There is little doubt that money is threatening the traditions and existence of team sports as we have known it over the years. There is more than enough evidence that cricket, rugby and football are selling their souls and traditions for money, with no respect for fans and traditions.
Let us start with cricket. There are now three world cups that will take place over the next three years. The two ICC T20 World Cups scheduled for India in 2021 and Australia in 2022, and after that the traditional ICC World Cup, also scheduled for India in 2023. Three world cups in three years! The ICC cannot be serious about the integrity of the World Cup Cricket brand and its rich 46-year history. They are using the World Cup tag for financial gain only, with little respect for the game, its traditions or its fans.
In years gone by, the ICC used the Champions Trophy and World T20 to fulfil their contractual obligations with sponsors and broadcasters between World Cups. These tournaments worked well and there was no need to change. The last Champions Trophy in England was an outstanding success and the dream final between India and Pakistan drew over a billion television viewers for the first time in cricket’s history. Was it necessary to change?
Historically rugby in South Africa has been a very strong sport, with a strong national team supported by the Currie Cup, recognised as the best domestic competition in world rugby.

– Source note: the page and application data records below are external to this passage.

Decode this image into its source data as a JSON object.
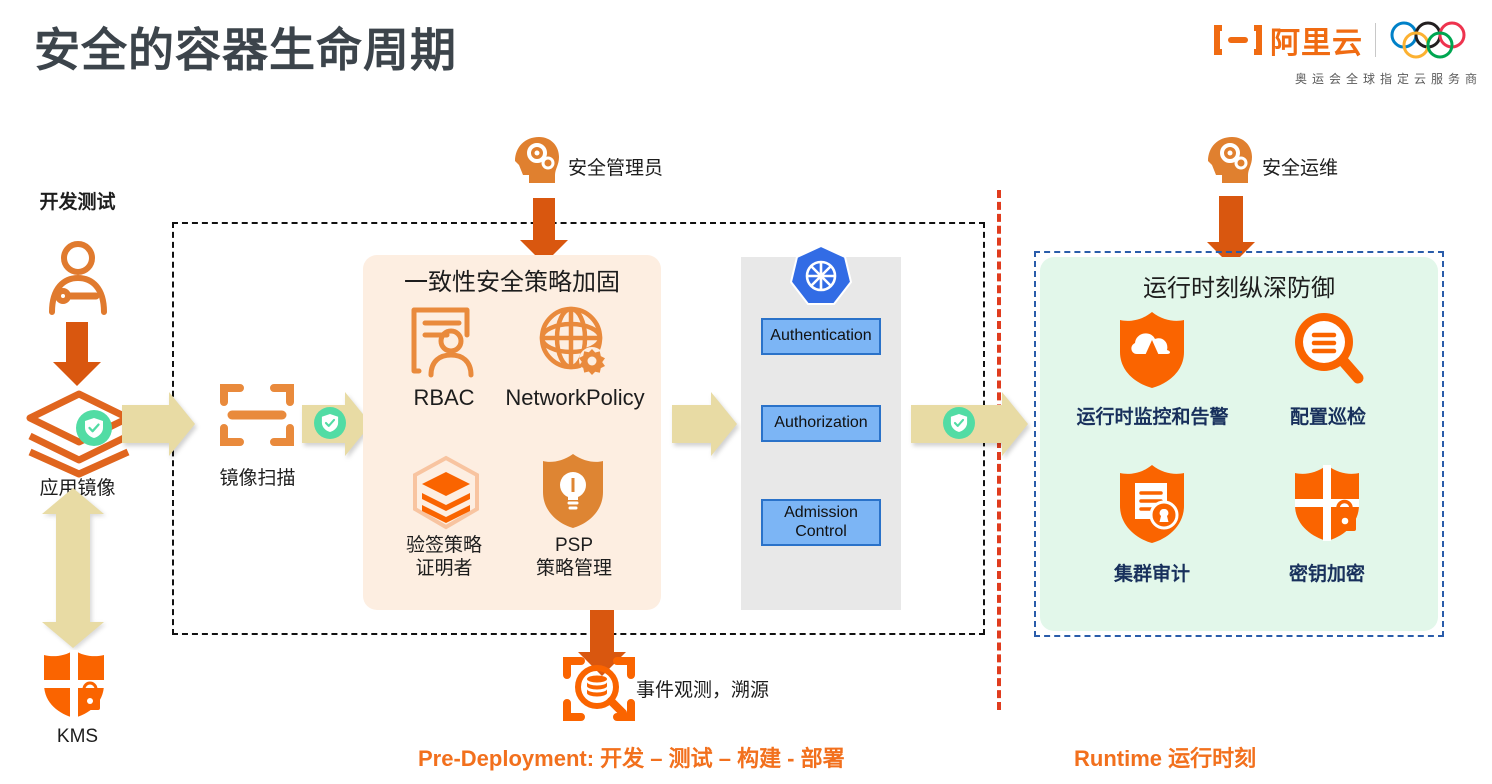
{
  "header": {
    "title": "安全的容器生命周期",
    "brand_name": "阿里云",
    "brand_sub": "奥运会全球指定云服务商"
  },
  "left_flow": {
    "dev_test_label": "开发测试",
    "app_image_label": "应用镜像",
    "kms_label": "KMS"
  },
  "scan": {
    "label": "镜像扫描"
  },
  "actors": {
    "security_admin": "安全管理员",
    "security_ops": "安全运维"
  },
  "policy_box": {
    "title": "一致性安全策略加固",
    "items": [
      {
        "label": "RBAC",
        "icon": "rbac-document-person-icon"
      },
      {
        "label": "NetworkPolicy",
        "icon": "network-globe-gear-icon"
      },
      {
        "label": "验签策略\n证明者",
        "icon": "signed-layers-icon"
      },
      {
        "label": "PSP\n策略管理",
        "icon": "shield-bulb-icon"
      }
    ]
  },
  "k8s_box": {
    "logo": "kubernetes-icon",
    "items": [
      "Authentication",
      "Authorization",
      "Admission\nControl"
    ]
  },
  "runtime_box": {
    "title": "运行时刻纵深防御",
    "items": [
      {
        "label": "运行时监控和告警",
        "icon": "shield-cloud-icon"
      },
      {
        "label": "配置巡检",
        "icon": "magnifier-list-icon"
      },
      {
        "label": "集群审计",
        "icon": "shield-audit-icon"
      },
      {
        "label": "密钥加密",
        "icon": "shield-lock-icon"
      }
    ]
  },
  "observability": {
    "label": "事件观测，溯源"
  },
  "footer": {
    "pre_deployment": "Pre-Deployment: 开发 – 测试 – 构建 - 部署",
    "runtime": "Runtime 运行时刻"
  },
  "colors": {
    "orange": "#f2701d",
    "deep_orange": "#d9570f",
    "khaki": "#e8dba4",
    "green_badge": "#52dca4",
    "k8s_blue": "#326ce5",
    "pill_blue": "#7cb5f5",
    "mint": "#e2f7ea",
    "peach": "#fdeee1",
    "navy": "#18305c",
    "red_divider": "#e03c1e"
  }
}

What have the rugby administrators done but do away with traditional international tours that created history and memories, and replaced it with ad hoc international schedules and tournaments that have no or little context?
The Currie Cup has been destroyed, with South African domestic teams playing in competitions like the now defunct Super Rugby and a second attempt to play offshore domestic rugby with second-rate European teams in the Pro 16. All the good things in rugby have been destroyed because their business model no longer works.
There was an interesting development recently in English football when the top six teams planned a breakaway league with six top European clubs. There was a massive backlash from fans of these clubs and even the British government, resulting in this initiative being shelved. Once again it was based on money with little respect for the more than 100-year history and legacy of British football, or its fanatical, paying fans.
The invasion of the Old Trafford pitch by angry Manchester United supporters can easily be the first signs that supporters worldwide are tired of being taken for granted. After all, the stadium-attending fans and paid channel subscribers are the people who finance sport.
Sport without fans and supporters will have no future.